What Makes Sleep Apnea so Dangerous?
The problem is hard to diagnose. A bigger problem, depending on its severity, is that it can actually be dangerous and detrimental to your health. The danger really stems from the fact that you are obstructing oxygen from the body continuously. The body needs a constant supply of oxygen to function normally, but this is obstructed while you sleep for about eight hours.
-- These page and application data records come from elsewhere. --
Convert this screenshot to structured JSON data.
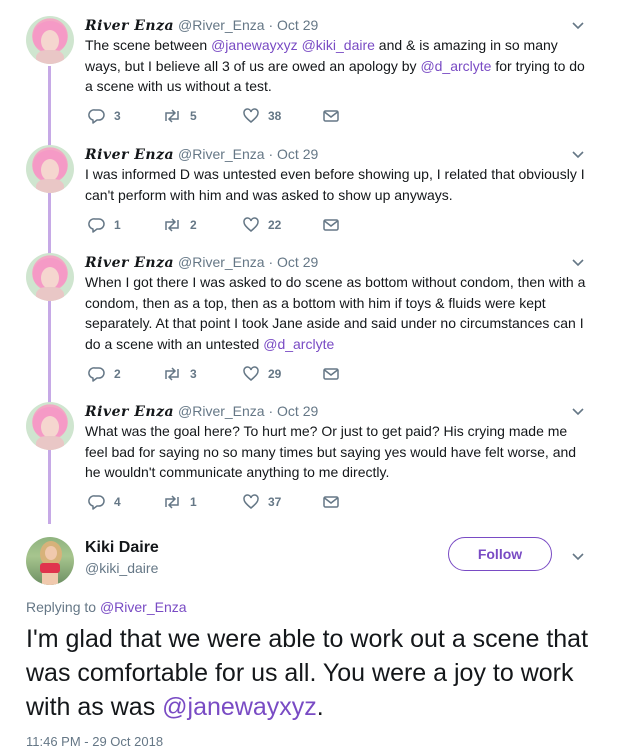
{
  "thread": [
    {
      "name": "River Enza",
      "handle": "@River_Enza",
      "sep": "·",
      "date": "Oct 29",
      "segments": [
        {
          "t": "The scene between ",
          "m": false
        },
        {
          "t": "@janewayxyz",
          "m": true
        },
        {
          "t": " ",
          "m": false
        },
        {
          "t": "@kiki_daire",
          "m": true
        },
        {
          "t": " and & is amazing in so many ways, but I believe all 3 of us are owed an apology by ",
          "m": false
        },
        {
          "t": "@d_arclyte",
          "m": true
        },
        {
          "t": " for trying to do a scene with us without a test.",
          "m": false
        }
      ],
      "replies": "3",
      "retweets": "5",
      "likes": "38"
    },
    {
      "name": "River Enza",
      "handle": "@River_Enza",
      "sep": "·",
      "date": "Oct 29",
      "segments": [
        {
          "t": "I was informed D was untested even before showing up, I related that obviously I can't perform with him and was asked to show up anyways.",
          "m": false
        }
      ],
      "replies": "1",
      "retweets": "2",
      "likes": "22"
    },
    {
      "name": "River Enza",
      "handle": "@River_Enza",
      "sep": "·",
      "date": "Oct 29",
      "segments": [
        {
          "t": "When I got there I was asked to do scene as bottom without condom, then with a condom, then as a top, then as a bottom with him if toys & fluids were kept separately. At that point I took Jane aside and said under no circumstances can I do a scene with an untested ",
          "m": false
        },
        {
          "t": "@d_arclyte",
          "m": true
        }
      ],
      "replies": "2",
      "retweets": "3",
      "likes": "29"
    },
    {
      "name": "River Enza",
      "handle": "@River_Enza",
      "sep": "·",
      "date": "Oct 29",
      "segments": [
        {
          "t": "What was the goal here? To hurt me? Or just to get paid? His crying made me feel bad for saying no so many times but saying yes would have felt worse, and he wouldn't  communicate anything to me directly.",
          "m": false
        }
      ],
      "replies": "4",
      "retweets": "1",
      "likes": "37"
    }
  ],
  "main": {
    "name": "Kiki Daire",
    "handle": "@kiki_daire",
    "follow_label": "Follow",
    "replying_prefix": "Replying to ",
    "replying_to": "@River_Enza",
    "text_before": "I'm glad that we were able to work out a scene that was comfortable for us all. You were a joy to work with as was ",
    "text_mention": "@janewayxyz",
    "text_after": ".",
    "timestamp": "11:46 PM - 29 Oct 2018"
  },
  "colors": {
    "accent": "#794bc4",
    "thread_line": "#c6a9e6",
    "secondary_text": "#657786"
  },
  "icons": [
    "reply-icon",
    "retweet-icon",
    "like-icon",
    "direct-message-icon",
    "chevron-down-icon"
  ]
}
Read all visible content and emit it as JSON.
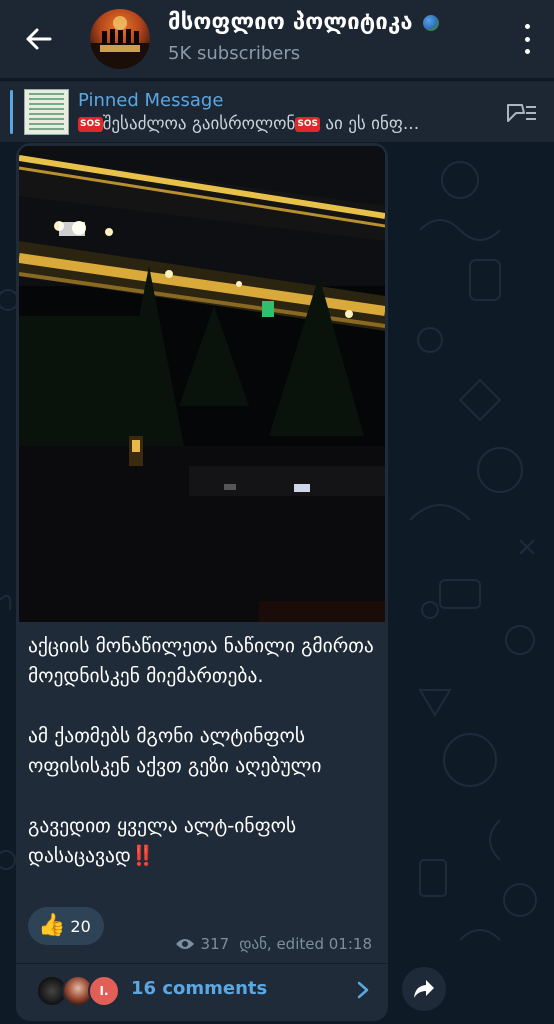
{
  "header": {
    "title": "მსოფლიო პოლიტიკა",
    "subscribers": "5K subscribers",
    "icons": [
      "back-arrow-icon",
      "globe-icon",
      "more-vertical-icon"
    ]
  },
  "pinned": {
    "label": "Pinned Message",
    "text_part1": "შესაძლოა გაისროლონ",
    "text_part2": " აი ეს ინფ...",
    "sos_badge": "SOS"
  },
  "message": {
    "paragraphs": [
      "აქციის მონაწილეთა ნაწილი გმირთა მოედნისკენ მიემართება.",
      "ამ ქათმებს მგონი ალტინფოს ოფისისკენ აქვთ გეზი აღებული",
      "გავედით ყველა ალტ-ინფოს დასაცავად"
    ],
    "exclamation": "‼️",
    "reaction": {
      "emoji": "👍",
      "count": "20"
    },
    "views": "317",
    "footer": "დან, edited 01:18",
    "comments_label": "16 comments",
    "commenter_initial": "I."
  },
  "colors": {
    "background": "#0f1a27",
    "header": "#1c2733",
    "bubble": "#1f2b38",
    "accent": "#5ba7e4",
    "muted": "#8b9aa8"
  }
}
One of the most detrimental effects of untreated and severe sleep apnea is brain damage. Apparently, sleep apnea leads to the reduction of gray matter, which is associated with cognitive impairments, mood swings, and increasingly unstoppable sleepiness during the day. Not only that, but Dr. Jamali also knows that sleep apnea could have some detrimental effects to your overall cardiovascular health and its ability to function. This issue could raise the risk of cardiac arrest or shock. The blood’s job is to give the rest of the body a healthy amount of oxygen to carry out its functions, including the removal of toxins like free radicals. This means that your overall health and ability to fight off diseases might suffer should this problem continue to go unnoticed. The problem could get so bad that it might increase your chances of developing diabetes.
There is no doubt that sleep apnea is a silent and dangerous issue that needs to be addressed as soon as possible.
How Can Sleep Apnea be dealt with?
A professional’s opinion like that of Dr. Jamali would be invaluable to those who have this issue. The first thing that will happen is a confirmation that this problem is affecting you as well as an overall evaluation of how severe the problem is. There is likely going to be a cephalometic analysis using a skull s-ray. There may also be a naso-pharyngeal exam, which is performed with a fiber-optic camera to see just how much the problem has affected the cardiovascular system.
There might be sleep study performed to monitor the individual’s entire sleep pattern and sleep apnea severity. The solutions will present themselves once the evaluation is complete. There are a number of ways to approach the situation depending on how severe it is. For example, those who are suffering from a median form of sleep apnea may do well using a nasal CPAP machine. This machine pressurizes oxygen enough to shoot it through any obstruction, which should be helpful. Keep in mind that this is a mask, which will take some time to get used to.
Another possible solution is to simply try the uvulo-palato-pharyngo-plasty surgical procedure, which does have a laser-assisted cousin called the uvulo-palato-plasty procedure. Both of these surgical procedures remove tissue from the back of the throat while remodeling it to help open up the airway passages while you sleep. Keep in mind that these procedures are usually performed under light IV sedation and nothing more, and they are considered minimally invasive surgeries.
Of course, there are some cases where a minimally invasive procedure is simply not enough, and it is at this point that an upper and lower jaw repositioning procedure might be the only option to get rid of this problem once and for all.
The procedure is referred to as orthognathic surgery, which is something that Dr. Jamali and his team are quite adept in. The procedure requires some general anesthesia and will ask the patient to stay one to two nights in the hospital after the procedure.
Dealing with this problem as soon as possible is important and needs to be addressed with a certain level of gravitas because your health is important.